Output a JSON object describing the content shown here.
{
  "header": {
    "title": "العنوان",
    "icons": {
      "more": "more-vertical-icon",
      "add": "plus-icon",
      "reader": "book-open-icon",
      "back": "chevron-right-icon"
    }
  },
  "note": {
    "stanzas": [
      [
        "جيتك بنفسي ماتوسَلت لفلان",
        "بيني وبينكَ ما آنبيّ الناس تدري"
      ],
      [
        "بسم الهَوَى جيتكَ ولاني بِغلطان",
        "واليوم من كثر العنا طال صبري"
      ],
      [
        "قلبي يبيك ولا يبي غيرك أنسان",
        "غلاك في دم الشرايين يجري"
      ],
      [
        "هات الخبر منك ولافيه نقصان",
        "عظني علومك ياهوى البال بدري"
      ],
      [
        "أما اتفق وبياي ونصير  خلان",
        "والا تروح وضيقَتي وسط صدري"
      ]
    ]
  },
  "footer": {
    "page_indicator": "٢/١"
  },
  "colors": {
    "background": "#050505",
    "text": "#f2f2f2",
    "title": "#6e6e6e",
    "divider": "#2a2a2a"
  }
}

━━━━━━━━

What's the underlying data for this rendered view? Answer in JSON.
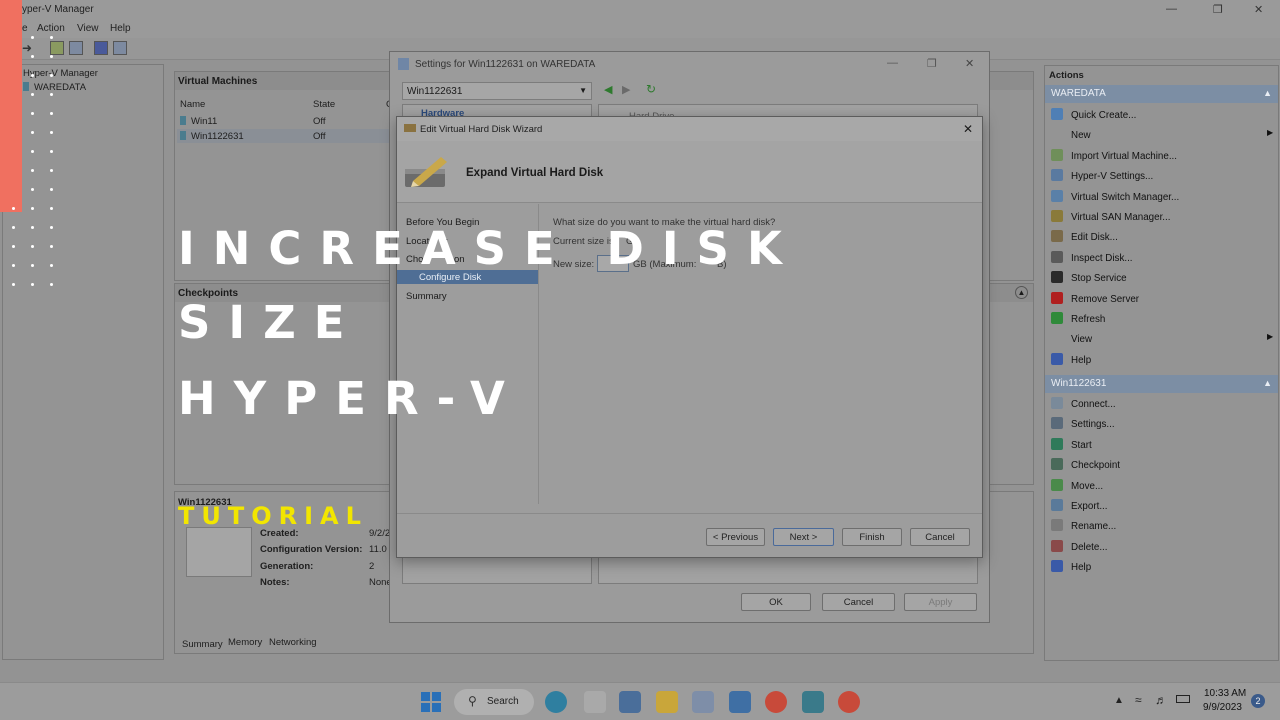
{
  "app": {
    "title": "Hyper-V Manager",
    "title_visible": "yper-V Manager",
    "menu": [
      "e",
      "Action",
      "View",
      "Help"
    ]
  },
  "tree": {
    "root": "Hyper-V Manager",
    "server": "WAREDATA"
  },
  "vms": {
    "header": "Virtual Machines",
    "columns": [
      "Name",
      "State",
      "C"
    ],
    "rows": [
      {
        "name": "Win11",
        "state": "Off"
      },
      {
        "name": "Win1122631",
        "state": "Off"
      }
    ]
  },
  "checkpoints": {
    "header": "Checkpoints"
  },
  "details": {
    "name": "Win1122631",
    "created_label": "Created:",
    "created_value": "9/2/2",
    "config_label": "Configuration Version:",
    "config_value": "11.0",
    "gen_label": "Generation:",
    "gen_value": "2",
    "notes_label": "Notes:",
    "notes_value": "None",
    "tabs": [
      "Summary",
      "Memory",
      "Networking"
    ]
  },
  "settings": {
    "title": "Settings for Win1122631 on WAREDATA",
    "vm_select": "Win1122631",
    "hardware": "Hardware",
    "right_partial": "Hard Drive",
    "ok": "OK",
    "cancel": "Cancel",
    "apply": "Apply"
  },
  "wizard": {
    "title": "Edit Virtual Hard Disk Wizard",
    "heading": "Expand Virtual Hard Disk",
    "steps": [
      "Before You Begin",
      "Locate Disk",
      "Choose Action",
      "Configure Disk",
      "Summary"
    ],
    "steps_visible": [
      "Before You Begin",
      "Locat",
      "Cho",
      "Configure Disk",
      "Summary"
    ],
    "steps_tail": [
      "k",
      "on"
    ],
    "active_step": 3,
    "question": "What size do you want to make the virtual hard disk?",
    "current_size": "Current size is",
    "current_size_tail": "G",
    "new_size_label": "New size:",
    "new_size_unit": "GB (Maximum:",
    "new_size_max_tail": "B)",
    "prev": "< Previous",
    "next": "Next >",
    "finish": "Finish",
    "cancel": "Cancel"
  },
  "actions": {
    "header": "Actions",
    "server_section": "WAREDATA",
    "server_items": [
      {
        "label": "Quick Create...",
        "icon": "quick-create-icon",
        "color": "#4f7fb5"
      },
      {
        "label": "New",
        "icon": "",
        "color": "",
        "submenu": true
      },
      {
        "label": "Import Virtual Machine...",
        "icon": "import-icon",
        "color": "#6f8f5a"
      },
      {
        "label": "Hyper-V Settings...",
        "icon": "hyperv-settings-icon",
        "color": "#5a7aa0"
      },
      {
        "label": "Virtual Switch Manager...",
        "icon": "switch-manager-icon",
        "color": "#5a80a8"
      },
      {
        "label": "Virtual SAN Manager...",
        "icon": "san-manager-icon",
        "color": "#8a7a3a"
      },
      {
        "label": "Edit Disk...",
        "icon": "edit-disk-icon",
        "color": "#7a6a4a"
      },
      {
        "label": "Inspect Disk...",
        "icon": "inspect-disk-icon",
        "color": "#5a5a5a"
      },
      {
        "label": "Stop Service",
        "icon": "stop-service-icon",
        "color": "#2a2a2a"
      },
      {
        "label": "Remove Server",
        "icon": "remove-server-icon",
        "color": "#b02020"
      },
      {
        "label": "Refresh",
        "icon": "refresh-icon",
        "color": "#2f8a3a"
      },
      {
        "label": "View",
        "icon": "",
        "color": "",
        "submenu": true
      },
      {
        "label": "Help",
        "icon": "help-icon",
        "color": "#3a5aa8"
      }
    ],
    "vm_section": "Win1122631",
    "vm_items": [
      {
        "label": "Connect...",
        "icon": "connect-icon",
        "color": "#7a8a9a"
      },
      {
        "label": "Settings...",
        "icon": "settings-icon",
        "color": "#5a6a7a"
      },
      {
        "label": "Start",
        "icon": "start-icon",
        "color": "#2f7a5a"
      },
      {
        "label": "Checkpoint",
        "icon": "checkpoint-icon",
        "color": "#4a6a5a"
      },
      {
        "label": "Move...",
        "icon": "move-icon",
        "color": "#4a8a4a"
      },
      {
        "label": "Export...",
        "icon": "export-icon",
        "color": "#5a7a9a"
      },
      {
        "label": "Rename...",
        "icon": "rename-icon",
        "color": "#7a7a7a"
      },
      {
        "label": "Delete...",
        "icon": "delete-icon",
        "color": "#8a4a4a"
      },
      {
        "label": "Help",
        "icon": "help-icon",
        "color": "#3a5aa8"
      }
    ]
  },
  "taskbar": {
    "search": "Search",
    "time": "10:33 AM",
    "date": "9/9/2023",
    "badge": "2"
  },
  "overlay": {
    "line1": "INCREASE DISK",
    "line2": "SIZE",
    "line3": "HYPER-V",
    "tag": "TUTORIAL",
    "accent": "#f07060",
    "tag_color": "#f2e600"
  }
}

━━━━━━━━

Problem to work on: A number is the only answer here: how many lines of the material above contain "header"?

Answer box: 4